The REX2 slices can also assist when it comes to adjusting sonics at the mix, because it's easy to slide, say, all the kick‑drum slices onto a separate track for processing. This is such a useful technique that I often end up doing it manually with loops at mixdown, even when they're not REX2 files! The Mix Rescue I did in SOS November 2010 (/sos/nov10/articles/mixrescue‑1110.htm) is a good example of this, and with that one you can even download the full Reaper remix project from the SOS web site if you want to look at how I implemented this in more detail.

    

Tuesday, October 28, 2014

Q. How can I make my masters louder?

Sound Advice : Mixing




Mike Senior



I'm really new to recording, but I've been getting on well using the Tascam 2488 Neo 24-track digital recorder. However, when I create a master and then burn to CD, the overall volume is low. I record at about ‑10dBFS to avoid clipping and then use the compressor at mixdown to boost levels and even things out. This does raise the volume a tad, but nowhere near to that of commercial CDs. Am I correct in thinking that I'll have to use a lot of compression and limiting to get the levels to where I want them?



Low‑threshold, low‑ratio compression can be used to increase the subjective loudness of your mixes without excessively compromising dynamic range.Low‑threshold, low‑ratio compression can be used to increase the subjective loudness of your mixes without excessively compromising dynamic range.



Via SOS web site

Low‑threshold, low‑ratio compression can be used to increase the subjective loudness of your mixes without excessively compromising dynamic range.

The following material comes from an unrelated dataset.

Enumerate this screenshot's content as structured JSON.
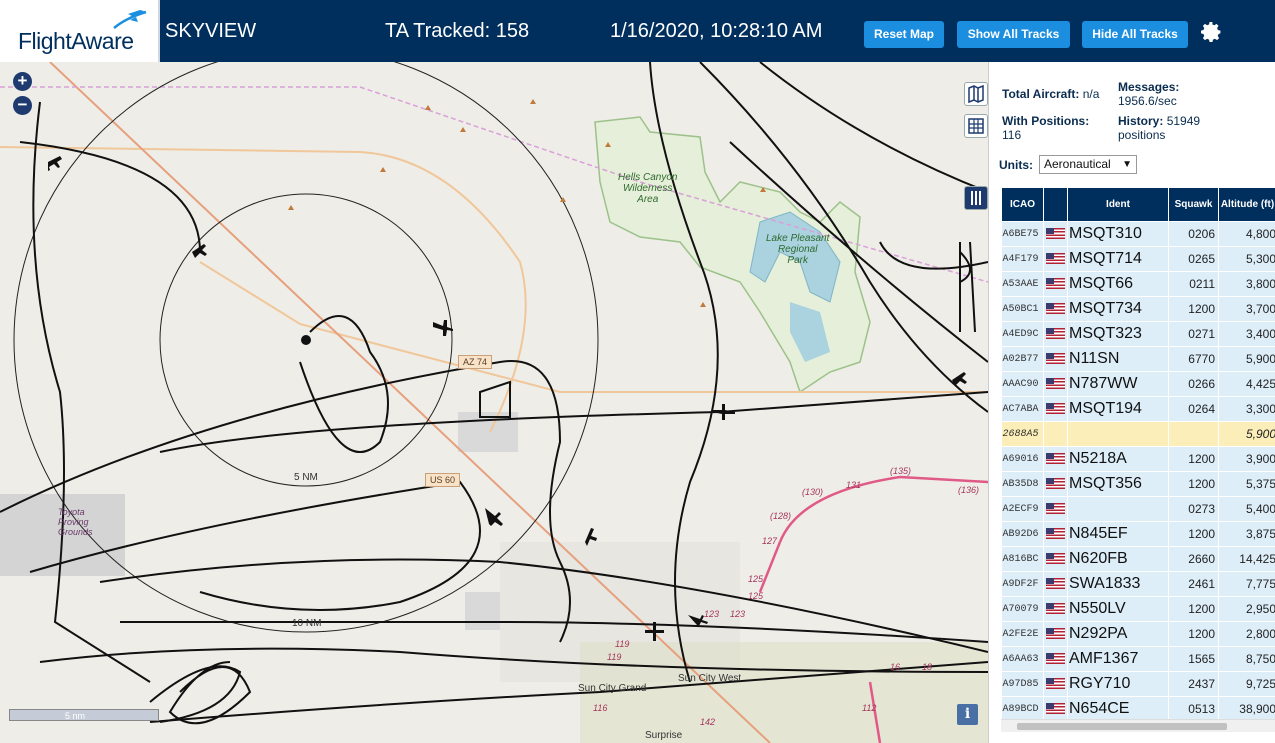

SOS Technical Editor Hugh Robjohns replies: Indeed, you will find it very hard to match the insane levels of some commercial CDs, but with a little compression and limiting you should be able to produce something that doesn't sound excessively quiet in comparison.



There are lots of ways of approaching this but, in general, when you're working on a track that is fundamentally well balanced but lacking in overall volume, I would start with some wide‑range and gentle compression. Typically, I would use a very low ratio — say 1.5:1 or even lower — and set it up with a very low threshold of around ‑40dBFS, so that it is slightly squashing everything in the mix, from the loudest to the softest instrument, all the time. This gives a very subtle and homogenous sound and is very different to the more typical use of compression with higher ratios and higher thresholds, which only affects the loud bits and for only some of the time.



Using this low‑threshold level, very gentle compression technique you can often squeeze as much as 8dB of gain reduction without the material sounding squashed at all. Adjust the attack and release times to suit the track — slower rather than faster is usually the right way to go for smooth level control — and then crank up the make‑up gain to raise the level close to 0dBFS.



The track will now sound significantly louder than it did, but there will still be spiky transients poking up above the main body of the waveform, and these are now restricting the total volume you can achieve. So the next process is to shave off those brief transients with a fast‑acting limiter and then wind up the make‑up gain again (unless your limiter does that automatically, as many do) to give another 2‑4dB of level increase.



By using this simple approach of a low‑threshold, low‑ratio compressor followed by a good limiter, you should find the material is substantially louder than the original mix track, but still without sounding overly compressed. However, this is obviously an artistic judgement call that only you can make: how much 'squash' will you accept for a louder‑sounding track? Sometimes you can only squeeze a few decibels before it starts to sound damaged, and sometimes you can manage 10dB without obvious problems.
  

NEW! Jordan McClung (New Age Music) Website




Take a look at Jordan McClung (New Age Music) new website!


Check out his music and join his Email list.  There are videos, his biography, photo gallery, stores and more sites available.  Join his Facebook page's